━━━━━ INPUT FOR THIS TASK ━━━━━

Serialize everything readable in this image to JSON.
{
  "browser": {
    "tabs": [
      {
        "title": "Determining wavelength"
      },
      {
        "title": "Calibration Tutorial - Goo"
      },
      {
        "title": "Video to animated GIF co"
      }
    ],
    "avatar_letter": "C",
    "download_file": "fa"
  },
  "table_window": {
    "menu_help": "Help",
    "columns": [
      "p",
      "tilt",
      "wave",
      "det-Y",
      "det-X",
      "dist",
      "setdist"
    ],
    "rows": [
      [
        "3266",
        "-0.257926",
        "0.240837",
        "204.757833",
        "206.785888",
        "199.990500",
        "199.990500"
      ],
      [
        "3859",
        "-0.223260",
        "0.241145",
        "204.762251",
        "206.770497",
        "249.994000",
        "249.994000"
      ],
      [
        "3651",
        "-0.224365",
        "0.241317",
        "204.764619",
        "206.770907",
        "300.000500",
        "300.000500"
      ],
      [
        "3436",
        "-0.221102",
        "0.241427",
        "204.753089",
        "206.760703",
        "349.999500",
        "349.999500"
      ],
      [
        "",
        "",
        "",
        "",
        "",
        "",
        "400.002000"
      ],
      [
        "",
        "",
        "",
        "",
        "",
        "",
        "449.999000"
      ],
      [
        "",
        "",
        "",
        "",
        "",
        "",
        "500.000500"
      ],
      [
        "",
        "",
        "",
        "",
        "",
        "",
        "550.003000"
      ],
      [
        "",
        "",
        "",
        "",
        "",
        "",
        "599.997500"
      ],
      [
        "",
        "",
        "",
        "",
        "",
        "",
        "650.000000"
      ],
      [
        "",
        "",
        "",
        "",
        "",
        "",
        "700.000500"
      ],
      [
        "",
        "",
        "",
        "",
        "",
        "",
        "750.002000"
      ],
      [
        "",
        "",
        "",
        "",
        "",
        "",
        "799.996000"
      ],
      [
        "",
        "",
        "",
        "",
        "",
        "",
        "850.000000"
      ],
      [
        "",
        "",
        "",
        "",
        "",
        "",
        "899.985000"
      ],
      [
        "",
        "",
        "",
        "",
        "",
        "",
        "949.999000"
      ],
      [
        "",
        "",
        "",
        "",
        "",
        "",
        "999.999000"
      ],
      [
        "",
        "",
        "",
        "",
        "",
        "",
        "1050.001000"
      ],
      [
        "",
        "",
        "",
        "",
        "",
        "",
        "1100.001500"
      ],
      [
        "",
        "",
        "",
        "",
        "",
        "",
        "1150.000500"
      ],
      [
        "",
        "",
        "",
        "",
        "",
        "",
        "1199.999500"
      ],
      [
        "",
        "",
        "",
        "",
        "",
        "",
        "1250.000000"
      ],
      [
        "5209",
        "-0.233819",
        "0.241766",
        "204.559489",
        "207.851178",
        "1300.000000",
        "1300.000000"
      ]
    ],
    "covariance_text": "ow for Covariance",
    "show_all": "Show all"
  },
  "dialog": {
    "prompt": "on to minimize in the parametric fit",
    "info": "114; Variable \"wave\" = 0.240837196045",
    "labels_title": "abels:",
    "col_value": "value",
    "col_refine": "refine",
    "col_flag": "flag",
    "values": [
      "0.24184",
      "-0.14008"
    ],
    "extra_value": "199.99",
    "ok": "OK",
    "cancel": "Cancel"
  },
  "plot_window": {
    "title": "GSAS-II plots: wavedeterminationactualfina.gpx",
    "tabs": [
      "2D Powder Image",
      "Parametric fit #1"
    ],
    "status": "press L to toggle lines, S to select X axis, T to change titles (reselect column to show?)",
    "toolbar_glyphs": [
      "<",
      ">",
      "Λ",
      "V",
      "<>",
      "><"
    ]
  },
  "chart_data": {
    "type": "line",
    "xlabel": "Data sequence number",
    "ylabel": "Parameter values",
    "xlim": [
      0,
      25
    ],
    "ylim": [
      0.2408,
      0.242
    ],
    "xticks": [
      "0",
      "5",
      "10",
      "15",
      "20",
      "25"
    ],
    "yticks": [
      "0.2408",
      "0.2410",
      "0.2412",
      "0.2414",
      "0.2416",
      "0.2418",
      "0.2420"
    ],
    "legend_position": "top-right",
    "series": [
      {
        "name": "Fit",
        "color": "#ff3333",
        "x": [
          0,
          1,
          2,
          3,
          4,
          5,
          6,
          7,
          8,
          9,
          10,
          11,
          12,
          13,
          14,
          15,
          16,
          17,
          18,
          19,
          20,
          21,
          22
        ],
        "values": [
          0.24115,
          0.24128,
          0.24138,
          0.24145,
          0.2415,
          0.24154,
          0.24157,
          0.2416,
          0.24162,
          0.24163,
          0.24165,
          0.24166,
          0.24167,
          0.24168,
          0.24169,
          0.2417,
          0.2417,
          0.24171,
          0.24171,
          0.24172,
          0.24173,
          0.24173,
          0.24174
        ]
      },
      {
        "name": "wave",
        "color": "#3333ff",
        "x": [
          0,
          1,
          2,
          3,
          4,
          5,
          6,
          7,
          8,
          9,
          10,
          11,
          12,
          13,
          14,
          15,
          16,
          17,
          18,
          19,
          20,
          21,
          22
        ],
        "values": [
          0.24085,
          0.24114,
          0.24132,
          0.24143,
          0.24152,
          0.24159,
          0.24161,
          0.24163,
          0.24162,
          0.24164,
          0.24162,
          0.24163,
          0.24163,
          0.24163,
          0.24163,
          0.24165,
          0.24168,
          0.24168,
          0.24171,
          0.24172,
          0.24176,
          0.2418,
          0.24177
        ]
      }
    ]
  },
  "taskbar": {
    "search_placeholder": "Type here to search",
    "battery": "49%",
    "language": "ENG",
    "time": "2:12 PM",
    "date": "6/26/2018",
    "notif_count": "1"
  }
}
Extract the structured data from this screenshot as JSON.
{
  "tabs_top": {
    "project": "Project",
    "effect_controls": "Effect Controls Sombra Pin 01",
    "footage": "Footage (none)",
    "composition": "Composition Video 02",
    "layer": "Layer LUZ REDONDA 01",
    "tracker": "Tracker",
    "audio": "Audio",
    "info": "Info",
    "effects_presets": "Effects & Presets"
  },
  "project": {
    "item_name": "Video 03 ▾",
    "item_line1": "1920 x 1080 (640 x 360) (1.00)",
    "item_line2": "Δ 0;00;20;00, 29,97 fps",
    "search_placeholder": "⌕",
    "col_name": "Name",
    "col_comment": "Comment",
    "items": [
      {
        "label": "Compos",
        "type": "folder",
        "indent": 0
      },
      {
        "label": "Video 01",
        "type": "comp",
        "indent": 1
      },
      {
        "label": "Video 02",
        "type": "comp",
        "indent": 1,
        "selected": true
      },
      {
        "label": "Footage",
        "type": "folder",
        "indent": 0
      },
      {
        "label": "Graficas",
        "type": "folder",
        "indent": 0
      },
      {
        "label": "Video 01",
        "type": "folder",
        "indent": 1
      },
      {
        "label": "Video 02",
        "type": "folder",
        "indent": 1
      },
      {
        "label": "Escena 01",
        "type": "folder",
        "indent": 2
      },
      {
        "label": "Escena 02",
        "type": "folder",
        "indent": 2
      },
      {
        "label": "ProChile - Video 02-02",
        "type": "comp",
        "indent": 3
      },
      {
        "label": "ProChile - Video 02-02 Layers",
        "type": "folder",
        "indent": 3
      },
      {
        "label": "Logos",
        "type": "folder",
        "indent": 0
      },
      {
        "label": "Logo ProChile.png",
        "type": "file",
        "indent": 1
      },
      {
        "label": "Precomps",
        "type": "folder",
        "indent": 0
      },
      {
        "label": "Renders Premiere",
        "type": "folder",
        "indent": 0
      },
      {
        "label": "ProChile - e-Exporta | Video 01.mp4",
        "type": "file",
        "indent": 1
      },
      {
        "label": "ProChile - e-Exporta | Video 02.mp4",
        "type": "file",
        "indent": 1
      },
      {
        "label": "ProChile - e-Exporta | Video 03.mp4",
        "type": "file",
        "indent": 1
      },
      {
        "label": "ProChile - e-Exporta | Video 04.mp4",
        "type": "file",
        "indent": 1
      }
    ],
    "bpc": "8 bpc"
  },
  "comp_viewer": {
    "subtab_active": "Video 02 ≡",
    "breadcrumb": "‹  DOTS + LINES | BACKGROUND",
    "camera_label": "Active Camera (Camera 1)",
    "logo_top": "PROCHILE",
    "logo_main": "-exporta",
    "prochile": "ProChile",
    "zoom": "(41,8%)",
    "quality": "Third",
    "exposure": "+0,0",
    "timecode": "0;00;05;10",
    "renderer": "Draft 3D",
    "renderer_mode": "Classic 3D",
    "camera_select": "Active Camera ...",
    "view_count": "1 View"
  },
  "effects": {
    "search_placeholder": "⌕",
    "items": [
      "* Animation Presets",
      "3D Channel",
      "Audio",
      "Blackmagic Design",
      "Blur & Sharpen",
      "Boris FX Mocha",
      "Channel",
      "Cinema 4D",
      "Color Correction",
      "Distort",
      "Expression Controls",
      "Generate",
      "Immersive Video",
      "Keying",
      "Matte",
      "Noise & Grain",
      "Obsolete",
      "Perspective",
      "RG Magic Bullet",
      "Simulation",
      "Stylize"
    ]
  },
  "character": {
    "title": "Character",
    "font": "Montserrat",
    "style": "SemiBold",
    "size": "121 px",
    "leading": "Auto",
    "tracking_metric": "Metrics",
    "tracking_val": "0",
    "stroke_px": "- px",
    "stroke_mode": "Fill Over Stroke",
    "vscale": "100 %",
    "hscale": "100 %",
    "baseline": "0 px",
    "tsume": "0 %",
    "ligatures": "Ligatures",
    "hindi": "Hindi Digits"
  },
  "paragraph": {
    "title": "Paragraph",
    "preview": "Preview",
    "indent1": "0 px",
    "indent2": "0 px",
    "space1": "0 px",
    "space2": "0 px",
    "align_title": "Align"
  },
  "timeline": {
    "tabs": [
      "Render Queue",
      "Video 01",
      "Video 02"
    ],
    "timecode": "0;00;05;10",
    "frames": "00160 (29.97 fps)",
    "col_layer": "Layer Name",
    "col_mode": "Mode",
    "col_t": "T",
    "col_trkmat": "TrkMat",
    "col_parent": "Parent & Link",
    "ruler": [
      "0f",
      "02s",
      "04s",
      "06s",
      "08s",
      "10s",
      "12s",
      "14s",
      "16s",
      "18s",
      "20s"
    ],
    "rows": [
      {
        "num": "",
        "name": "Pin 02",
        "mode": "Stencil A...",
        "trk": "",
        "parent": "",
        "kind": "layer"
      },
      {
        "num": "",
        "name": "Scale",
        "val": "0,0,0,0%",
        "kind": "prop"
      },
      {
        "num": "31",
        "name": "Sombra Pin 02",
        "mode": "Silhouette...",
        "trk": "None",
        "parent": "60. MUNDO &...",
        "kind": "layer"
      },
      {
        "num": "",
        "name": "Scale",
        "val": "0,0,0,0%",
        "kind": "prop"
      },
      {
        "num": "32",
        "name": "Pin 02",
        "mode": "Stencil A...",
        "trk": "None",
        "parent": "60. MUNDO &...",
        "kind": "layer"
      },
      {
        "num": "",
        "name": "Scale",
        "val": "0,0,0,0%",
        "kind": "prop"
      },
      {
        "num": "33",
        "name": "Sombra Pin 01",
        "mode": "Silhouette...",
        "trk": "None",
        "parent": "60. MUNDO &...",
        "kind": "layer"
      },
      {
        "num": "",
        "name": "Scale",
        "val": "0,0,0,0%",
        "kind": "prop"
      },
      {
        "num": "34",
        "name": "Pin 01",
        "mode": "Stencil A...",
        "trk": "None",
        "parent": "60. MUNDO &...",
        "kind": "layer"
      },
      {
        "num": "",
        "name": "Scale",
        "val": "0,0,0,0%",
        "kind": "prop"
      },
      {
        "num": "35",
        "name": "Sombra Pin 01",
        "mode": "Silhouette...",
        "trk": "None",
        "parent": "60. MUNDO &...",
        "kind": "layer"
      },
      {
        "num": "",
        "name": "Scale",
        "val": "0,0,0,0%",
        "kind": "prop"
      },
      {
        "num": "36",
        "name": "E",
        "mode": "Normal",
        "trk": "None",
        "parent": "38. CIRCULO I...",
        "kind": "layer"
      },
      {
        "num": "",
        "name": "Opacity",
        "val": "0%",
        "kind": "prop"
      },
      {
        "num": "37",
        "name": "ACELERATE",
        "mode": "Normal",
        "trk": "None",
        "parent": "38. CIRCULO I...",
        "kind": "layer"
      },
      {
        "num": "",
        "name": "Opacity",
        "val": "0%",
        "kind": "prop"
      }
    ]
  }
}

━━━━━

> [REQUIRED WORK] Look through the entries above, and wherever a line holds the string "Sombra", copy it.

> [RESPONSE TO THIS EXERCISE]
    "effect_controls": "Effect Controls Sombra Pin 01",
        "name": "Sombra Pin 02",
        "name": "Sombra Pin 01",
        "name": "Sombra Pin 01",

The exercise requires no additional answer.